The following list of places refers to the whereabouts of authors on the papers numbered in this release. For example, London: 4 - this means that on paper number four, there will be at least one author affiliated to an institute or company in London. The listing may be for an author's main affiliation, or for a place where they are working temporarily. Please see the PDF of the paper for full details.


Western Creek: 4


Victoria: 2

Santiago: 2


Beijing: 2, 5, 10

Nanjing: 2, 3

Copenhagen: 2


Paris: 8


Garching: 2, 5

Tautenbug: 2

Jerusalem: 4
Rehovot: 3


Bologna: 2

Ferrara: 2

Florence: 3

Merate: 3

Milan: 3

Padua: 2

Palermo: 3

Rome: 3

Trieste: 2, 3, 5


Hiroshima: 2

Tokyo: 2, 5

Lisbon: 8


Granada: 2


Stockholm: 2


Zurich: 9


Amsterdam: 2


Cambridge: 4

Hatfield: 2

Leicester: 2, 3

Surrey: 3

Swindon: 3


Huntsville: 2


Berkeley: 1, 2, 5

Claremont: 4

La Jolla: 1

Moss Landing: 7

Pasadena: 4

Rohnert Park: 3

San Francisco: 1

Santa Barbara: 2, 3, 5

Santa Cruz: 2


Wilmington: 1

District of Columbia

Washington: 3


Honolulu: 4


Baltimore: 2

Columbia: 3

Greenbelt: 3, 4, 7


Woods Hole: 8


Las Vegas: 3

New Jersey

Brunswick: 7

Princeton: 2, 6

New Mexico

Los Alamos: 3

Socorro: 4


Corvallis: 7


University Park: 3, 4


Charlottesville: 4


Seattle: 7


For North America and Canada

Katie McGoldrick, Nature Washington
Tel: +1 202 737 2355; E-mail: [email protected]

For Japan, Korea, China, Singapore and Taiwan

Rinoko Asami, Nature Tokyo
Tel: +81 3 3267 8751; E-mail: [email protected]

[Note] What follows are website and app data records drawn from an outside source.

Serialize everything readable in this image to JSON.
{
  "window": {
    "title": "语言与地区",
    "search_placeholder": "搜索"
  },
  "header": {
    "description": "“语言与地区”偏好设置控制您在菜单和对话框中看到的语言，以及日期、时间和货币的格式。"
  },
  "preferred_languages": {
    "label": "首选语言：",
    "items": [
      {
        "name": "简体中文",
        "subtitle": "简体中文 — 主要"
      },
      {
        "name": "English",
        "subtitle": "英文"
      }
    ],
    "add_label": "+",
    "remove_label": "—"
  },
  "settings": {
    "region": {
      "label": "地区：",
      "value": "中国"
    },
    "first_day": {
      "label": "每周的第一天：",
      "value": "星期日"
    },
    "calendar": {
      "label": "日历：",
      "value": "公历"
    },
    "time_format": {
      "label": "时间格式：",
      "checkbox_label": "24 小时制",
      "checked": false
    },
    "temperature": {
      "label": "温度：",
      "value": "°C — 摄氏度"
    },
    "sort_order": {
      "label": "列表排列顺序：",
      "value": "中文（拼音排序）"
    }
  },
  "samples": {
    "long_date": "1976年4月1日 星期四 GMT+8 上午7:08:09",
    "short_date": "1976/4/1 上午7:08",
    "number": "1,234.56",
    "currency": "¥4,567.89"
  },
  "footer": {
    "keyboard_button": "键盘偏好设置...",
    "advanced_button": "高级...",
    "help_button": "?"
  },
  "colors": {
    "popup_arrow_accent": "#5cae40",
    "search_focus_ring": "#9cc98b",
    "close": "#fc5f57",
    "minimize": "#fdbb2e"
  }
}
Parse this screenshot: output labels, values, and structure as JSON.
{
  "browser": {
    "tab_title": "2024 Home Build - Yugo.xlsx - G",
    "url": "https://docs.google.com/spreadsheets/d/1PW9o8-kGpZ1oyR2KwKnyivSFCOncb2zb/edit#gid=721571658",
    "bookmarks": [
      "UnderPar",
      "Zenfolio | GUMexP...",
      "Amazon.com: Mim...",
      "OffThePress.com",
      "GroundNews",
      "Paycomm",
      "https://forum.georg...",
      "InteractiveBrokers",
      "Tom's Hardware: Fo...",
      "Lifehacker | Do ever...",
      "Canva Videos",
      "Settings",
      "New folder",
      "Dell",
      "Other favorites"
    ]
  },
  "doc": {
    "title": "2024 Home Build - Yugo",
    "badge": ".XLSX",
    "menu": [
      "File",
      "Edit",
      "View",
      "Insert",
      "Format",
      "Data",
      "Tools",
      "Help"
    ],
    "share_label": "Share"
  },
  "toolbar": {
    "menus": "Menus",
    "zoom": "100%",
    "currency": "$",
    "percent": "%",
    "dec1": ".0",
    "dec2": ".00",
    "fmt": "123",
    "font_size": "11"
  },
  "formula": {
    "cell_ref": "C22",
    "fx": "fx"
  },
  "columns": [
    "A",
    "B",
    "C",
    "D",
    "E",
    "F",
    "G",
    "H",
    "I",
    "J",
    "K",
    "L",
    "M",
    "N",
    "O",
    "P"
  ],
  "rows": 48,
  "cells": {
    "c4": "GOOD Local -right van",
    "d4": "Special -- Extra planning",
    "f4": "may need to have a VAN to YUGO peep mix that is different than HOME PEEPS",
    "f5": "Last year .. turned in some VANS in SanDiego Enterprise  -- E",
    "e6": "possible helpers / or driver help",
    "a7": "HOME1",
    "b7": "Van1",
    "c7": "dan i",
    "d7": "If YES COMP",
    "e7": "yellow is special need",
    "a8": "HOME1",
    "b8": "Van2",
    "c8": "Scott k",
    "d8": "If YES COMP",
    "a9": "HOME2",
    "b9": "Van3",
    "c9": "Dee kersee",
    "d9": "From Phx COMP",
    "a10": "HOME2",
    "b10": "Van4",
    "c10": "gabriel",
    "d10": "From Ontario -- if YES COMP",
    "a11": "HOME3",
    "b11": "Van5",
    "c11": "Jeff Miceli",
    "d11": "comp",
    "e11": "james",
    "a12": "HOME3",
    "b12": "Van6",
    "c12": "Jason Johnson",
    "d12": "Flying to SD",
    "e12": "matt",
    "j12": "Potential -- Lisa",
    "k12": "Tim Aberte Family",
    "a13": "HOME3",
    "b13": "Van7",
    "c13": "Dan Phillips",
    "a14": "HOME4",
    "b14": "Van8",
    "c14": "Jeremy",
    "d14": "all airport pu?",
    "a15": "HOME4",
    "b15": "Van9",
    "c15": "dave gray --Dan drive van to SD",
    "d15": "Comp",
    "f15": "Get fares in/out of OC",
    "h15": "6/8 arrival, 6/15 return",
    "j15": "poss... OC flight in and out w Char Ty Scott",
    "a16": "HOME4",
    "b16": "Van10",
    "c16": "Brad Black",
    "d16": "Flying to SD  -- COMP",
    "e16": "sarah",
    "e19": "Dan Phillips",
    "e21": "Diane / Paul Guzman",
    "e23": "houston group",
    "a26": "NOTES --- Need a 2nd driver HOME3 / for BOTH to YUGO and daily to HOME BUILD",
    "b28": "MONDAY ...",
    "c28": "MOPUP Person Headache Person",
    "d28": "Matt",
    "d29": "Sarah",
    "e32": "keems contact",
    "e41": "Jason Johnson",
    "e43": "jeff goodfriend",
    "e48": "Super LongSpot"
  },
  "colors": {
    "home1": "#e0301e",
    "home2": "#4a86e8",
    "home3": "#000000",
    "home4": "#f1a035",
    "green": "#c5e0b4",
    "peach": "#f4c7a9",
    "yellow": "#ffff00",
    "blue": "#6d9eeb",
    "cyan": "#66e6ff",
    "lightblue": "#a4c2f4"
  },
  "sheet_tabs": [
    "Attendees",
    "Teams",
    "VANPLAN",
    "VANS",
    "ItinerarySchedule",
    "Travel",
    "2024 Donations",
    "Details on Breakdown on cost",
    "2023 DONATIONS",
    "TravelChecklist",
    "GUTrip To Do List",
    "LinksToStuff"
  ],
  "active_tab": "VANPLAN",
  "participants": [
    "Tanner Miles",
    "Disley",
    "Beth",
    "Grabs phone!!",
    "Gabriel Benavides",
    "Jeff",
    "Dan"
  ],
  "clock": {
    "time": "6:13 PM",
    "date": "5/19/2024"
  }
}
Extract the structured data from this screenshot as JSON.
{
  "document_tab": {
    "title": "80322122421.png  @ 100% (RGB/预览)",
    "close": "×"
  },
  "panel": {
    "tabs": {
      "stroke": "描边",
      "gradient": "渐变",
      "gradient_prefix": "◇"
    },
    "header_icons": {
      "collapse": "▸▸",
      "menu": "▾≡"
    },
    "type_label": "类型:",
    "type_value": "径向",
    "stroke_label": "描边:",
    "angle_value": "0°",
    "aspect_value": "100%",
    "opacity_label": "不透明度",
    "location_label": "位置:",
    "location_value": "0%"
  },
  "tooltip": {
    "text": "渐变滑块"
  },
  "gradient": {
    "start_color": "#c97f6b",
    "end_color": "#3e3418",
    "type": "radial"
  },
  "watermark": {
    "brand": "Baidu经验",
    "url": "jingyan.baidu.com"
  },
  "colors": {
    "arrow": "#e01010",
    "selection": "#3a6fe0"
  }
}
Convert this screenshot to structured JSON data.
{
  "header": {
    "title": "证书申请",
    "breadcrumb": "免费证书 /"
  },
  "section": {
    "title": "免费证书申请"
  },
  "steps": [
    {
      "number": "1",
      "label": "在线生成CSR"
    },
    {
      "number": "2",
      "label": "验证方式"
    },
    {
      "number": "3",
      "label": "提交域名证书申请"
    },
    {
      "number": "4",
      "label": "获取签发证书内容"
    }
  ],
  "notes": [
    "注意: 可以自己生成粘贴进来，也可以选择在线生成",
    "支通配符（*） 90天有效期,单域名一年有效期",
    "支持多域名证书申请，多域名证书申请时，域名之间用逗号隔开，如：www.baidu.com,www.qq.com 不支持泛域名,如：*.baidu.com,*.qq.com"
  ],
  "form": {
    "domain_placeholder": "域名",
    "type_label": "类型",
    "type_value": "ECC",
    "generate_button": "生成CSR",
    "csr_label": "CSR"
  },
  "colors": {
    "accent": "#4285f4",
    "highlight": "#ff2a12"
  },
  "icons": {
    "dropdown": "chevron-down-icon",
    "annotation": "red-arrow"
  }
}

For the UK/Europe/other countries not listed above

Helen Jamison, Nature London
Tel: +44 20 7843 4658; E-mail [email protected]

About Nature Publishing Group

Nature Publishing Group (NPG) is a division of Macmillan Publishers Ltd, dedicated to serving the academic, professional scientific and medical communities. NPG's flagship title, Nature, was first published in 1869. Other publications include Nature research journals, Nature Reviews, Nature Clinical Practice and a range of prestigious academic journals including society-owned publications. NPG also provides news content through [email protected] and scientific career information through Naturejobs.

NPG is a global company with headquarters in London and offices in New York, San Francisco, Washington DC, Boston, Tokyo, Paris, Munich, Hong Kong, Melbourne, Delhi, Mexico City and Basingstoke. For more information, please go to <www.nature.com>.

Published: 31 Aug 2006

Contact details:

The Macmillan Building, 4 Crinan Street
N1 9XW
United Kingdom

+44 20 7833 4000
News topics: 
Content type: